At Nomada, he's come up with a new avo intervention, serving a halfocado sprinkled with cabbage powder and paddling in whey. It's part of an innovative breakfast tapas menu with a Spanish skew but it's not the snack-sized portions, nor the Iberian angle and not even the $35 breakfast degustation that he picks as the Next Big Thing. Instead, he points to health. "There's not going to be one dish that will take over smashed avocado," he says, "but just as smashed avocado has been a part of people's routines, healthier dishes are going to become a way of life."

Jason Jones (Second Home and Entrecote) says every cafe owner needs to think about healthy menu options. "I thought the acai bowls and dragon bowls would just be a puff of wind and disappear but they are absolutely huge," he says. Entrecote's proximity to the Royal Botanic Gardens means people often come by after a brisk walk. "The last thing they want is a traditional French breakfast with heaps of carbs," he says. Pain au chocolate will always be on the menu but fruit salad, granola and, yes, acai bowls are key offerings, too.

Multigrain: the bircher includes oats, spelt, rye, and millet and chia.

Healthy start: multigrain breakfast bowl at Moby 3143. Photo: Nicole Cleary

Creative seasonings and surprise ingredients are another frontier. Chef Stephen Svensen from Armadale's Moby 3143 dehydrates lime to create an acidic seasoning for his chia bowl, makes strawberry dust to garnish his hotcakes and subs in potato skins for toast with his signature omelette. That ticks off the gluten-free aspect for a start, but it's also about diner excitement and reducing waste. "We use the inside of the potato for the hash we serve with our eggs benedict," he says. "We really have to use every product to its maximum capacity."

Robin Shepherd is the managing director of CCC Group, which owns 200-seat AU79 and seven other cafes in Melbourne. "Competition is rife.
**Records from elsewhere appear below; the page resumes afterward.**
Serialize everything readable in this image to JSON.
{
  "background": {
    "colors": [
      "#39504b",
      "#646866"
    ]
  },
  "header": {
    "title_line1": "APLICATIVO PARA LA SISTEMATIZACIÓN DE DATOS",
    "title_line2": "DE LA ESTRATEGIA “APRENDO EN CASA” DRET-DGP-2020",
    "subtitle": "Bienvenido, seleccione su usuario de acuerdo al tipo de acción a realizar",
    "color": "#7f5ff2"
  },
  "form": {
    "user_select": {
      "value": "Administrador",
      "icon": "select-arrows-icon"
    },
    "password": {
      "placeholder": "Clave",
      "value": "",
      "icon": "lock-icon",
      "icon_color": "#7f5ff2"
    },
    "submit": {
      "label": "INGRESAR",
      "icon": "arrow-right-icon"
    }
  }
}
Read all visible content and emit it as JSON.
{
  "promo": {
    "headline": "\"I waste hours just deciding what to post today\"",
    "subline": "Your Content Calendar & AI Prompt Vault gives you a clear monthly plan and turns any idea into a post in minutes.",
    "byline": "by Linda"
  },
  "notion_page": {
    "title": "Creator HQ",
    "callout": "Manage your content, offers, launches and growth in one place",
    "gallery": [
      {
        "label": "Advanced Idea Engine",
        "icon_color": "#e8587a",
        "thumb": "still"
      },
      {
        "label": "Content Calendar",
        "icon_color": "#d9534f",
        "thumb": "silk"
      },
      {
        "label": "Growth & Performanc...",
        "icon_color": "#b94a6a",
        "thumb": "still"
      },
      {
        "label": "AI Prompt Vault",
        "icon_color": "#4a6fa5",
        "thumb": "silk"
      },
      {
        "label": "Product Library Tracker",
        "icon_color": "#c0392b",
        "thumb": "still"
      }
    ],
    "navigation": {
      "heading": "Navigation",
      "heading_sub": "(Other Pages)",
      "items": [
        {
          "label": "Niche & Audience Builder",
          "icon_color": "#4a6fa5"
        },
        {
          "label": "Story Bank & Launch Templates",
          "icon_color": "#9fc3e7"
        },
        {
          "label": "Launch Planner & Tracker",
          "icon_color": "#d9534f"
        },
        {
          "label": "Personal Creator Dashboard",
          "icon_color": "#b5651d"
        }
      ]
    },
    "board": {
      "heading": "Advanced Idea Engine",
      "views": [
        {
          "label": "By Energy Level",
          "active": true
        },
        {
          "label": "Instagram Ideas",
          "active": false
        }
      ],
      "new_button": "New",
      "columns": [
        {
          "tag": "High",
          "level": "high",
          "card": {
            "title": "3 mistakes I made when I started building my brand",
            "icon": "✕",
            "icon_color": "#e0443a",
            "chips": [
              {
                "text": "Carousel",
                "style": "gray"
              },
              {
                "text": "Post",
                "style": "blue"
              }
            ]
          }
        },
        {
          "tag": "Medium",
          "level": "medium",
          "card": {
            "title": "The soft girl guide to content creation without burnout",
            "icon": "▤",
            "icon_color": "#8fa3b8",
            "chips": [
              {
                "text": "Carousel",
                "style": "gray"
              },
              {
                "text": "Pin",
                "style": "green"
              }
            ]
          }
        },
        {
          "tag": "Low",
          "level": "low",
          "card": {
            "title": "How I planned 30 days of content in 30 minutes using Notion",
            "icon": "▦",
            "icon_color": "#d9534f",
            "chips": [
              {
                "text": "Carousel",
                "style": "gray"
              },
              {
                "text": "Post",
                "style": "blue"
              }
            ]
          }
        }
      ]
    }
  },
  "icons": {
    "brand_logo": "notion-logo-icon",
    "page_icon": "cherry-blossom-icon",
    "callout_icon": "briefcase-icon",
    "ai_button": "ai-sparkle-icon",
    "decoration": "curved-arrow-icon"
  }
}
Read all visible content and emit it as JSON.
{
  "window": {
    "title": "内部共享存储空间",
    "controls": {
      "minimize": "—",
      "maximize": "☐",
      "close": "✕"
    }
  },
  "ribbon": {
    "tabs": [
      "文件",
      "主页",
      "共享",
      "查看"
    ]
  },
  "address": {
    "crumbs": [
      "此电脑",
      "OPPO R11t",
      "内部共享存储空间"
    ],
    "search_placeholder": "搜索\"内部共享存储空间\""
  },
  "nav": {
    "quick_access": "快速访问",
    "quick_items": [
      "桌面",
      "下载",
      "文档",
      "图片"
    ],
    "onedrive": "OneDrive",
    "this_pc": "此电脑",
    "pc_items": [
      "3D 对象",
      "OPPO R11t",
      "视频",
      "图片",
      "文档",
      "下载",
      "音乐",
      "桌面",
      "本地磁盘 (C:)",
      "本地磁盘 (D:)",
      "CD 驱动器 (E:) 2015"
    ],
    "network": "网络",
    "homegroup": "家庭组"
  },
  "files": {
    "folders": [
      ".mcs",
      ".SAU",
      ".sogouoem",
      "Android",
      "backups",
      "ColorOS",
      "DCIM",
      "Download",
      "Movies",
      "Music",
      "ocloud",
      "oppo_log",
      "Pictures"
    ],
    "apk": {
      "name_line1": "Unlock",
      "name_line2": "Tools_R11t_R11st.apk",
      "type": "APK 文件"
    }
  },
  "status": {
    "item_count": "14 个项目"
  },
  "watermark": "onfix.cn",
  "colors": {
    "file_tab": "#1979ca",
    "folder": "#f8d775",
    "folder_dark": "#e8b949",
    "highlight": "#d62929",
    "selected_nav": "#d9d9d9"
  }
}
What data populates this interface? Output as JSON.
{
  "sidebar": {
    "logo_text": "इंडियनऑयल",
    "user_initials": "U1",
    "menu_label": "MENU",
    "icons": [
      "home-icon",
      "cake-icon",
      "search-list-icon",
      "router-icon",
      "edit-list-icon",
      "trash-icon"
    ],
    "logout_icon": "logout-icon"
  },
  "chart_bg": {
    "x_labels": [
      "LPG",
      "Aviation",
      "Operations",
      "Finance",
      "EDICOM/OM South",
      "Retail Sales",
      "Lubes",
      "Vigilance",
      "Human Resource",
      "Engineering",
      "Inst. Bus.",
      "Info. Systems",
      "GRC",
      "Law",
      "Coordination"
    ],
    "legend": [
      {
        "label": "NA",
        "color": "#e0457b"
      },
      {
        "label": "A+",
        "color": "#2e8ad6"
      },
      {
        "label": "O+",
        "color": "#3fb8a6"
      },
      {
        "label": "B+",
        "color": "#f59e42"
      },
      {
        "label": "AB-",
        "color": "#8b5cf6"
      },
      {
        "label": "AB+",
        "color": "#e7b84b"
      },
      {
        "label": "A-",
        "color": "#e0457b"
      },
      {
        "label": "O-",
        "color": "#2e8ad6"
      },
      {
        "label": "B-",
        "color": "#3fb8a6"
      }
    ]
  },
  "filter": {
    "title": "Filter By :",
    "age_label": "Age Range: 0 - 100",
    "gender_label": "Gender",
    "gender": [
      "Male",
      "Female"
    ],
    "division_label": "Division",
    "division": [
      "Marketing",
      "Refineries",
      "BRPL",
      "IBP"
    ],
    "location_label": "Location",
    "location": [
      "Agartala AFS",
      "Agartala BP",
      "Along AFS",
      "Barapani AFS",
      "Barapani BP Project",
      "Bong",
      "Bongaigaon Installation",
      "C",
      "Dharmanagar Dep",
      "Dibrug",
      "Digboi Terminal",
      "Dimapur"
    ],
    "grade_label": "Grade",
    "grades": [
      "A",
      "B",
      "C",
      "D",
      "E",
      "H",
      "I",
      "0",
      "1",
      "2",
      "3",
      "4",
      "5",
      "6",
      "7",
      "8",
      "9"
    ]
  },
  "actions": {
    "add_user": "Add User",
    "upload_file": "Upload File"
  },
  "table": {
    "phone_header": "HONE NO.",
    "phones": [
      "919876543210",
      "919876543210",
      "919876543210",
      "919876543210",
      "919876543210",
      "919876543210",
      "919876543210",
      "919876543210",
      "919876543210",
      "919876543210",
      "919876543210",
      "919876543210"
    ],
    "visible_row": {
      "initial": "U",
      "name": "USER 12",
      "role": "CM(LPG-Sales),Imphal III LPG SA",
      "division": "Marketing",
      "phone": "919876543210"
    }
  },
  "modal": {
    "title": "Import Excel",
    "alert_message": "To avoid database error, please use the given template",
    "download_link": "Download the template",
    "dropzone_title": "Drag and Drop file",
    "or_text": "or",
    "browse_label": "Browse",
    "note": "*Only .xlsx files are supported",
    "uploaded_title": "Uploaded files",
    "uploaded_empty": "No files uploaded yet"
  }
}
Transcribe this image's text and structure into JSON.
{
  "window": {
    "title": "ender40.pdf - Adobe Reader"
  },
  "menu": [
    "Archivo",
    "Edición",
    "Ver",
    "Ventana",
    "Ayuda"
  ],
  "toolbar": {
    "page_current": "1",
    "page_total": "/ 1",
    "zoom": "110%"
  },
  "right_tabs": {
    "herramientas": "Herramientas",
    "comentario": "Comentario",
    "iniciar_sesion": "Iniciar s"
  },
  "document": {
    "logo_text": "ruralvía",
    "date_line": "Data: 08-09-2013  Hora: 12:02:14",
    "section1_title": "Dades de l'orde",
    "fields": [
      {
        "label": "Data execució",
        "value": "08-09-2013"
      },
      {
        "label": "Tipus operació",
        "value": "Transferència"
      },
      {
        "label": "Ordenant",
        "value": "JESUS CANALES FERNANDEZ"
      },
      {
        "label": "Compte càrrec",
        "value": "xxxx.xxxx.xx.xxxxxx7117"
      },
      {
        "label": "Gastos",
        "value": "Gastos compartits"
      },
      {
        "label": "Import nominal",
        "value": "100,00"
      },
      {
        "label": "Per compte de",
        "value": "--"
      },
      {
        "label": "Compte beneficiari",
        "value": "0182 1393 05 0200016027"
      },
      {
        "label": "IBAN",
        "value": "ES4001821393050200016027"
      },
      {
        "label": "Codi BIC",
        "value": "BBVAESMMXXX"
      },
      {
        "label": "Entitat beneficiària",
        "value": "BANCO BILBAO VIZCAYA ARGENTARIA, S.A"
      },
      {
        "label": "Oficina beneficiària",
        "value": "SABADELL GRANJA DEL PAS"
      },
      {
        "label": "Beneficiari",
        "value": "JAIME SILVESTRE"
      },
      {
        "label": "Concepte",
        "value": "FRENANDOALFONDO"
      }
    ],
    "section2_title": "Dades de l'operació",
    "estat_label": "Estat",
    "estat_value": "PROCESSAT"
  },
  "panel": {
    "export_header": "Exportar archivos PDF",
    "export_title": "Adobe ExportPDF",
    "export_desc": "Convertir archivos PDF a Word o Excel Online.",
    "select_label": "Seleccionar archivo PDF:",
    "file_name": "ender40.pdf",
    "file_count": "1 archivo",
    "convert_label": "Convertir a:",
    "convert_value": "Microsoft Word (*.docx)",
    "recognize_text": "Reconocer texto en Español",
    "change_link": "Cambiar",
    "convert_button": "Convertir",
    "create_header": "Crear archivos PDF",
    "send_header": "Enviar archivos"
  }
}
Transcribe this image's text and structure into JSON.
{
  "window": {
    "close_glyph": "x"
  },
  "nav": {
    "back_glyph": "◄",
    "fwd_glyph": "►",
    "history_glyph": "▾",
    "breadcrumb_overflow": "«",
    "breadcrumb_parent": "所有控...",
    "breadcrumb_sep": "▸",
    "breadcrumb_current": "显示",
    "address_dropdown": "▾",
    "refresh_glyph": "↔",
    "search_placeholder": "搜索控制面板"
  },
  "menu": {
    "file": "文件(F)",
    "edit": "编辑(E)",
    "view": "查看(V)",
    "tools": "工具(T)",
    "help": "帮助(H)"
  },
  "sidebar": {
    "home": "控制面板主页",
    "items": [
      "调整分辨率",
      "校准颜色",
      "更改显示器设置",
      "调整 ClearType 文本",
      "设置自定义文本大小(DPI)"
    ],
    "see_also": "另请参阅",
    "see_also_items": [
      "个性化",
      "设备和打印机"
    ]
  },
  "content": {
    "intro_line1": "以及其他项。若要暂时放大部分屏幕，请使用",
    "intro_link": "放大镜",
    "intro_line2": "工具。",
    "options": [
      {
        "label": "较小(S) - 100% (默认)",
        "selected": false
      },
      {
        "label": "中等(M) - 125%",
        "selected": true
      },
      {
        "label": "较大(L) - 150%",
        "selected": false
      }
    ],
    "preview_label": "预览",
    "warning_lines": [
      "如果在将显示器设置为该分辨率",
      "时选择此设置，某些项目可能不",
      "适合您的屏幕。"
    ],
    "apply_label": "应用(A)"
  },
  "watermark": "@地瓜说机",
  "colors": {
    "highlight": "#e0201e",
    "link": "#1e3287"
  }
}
You have to be unique."

AU79's points of difference include its size (a full-time events coordinator deals with corporate bookings and Real Housewives of Melbourne drop-ins) and its on-site food production: bread is baked, pastries are crafted, coffee is roasted, butter is churned.

More than being a place to eat, it's creating an experience. "We wanted an interactive cafe where people come down and walk around, watch the guys roll croissants, see the coffee being roasted. It's about the wow factor," he says. "You can't just open a cafe in Melbourne anymore."

Ambitious: inside Abbotsford's 200-seat cafe AU79.

Ambitious: inside Abbotsford's 200-seat cafe AU79. Photo: Simon Schluter

The Good Food Guide Awards presented by Citi and Vittoria will be held in October. The national Good Food Guide will be available at bookstores, supermarkets and newsagents around Australia.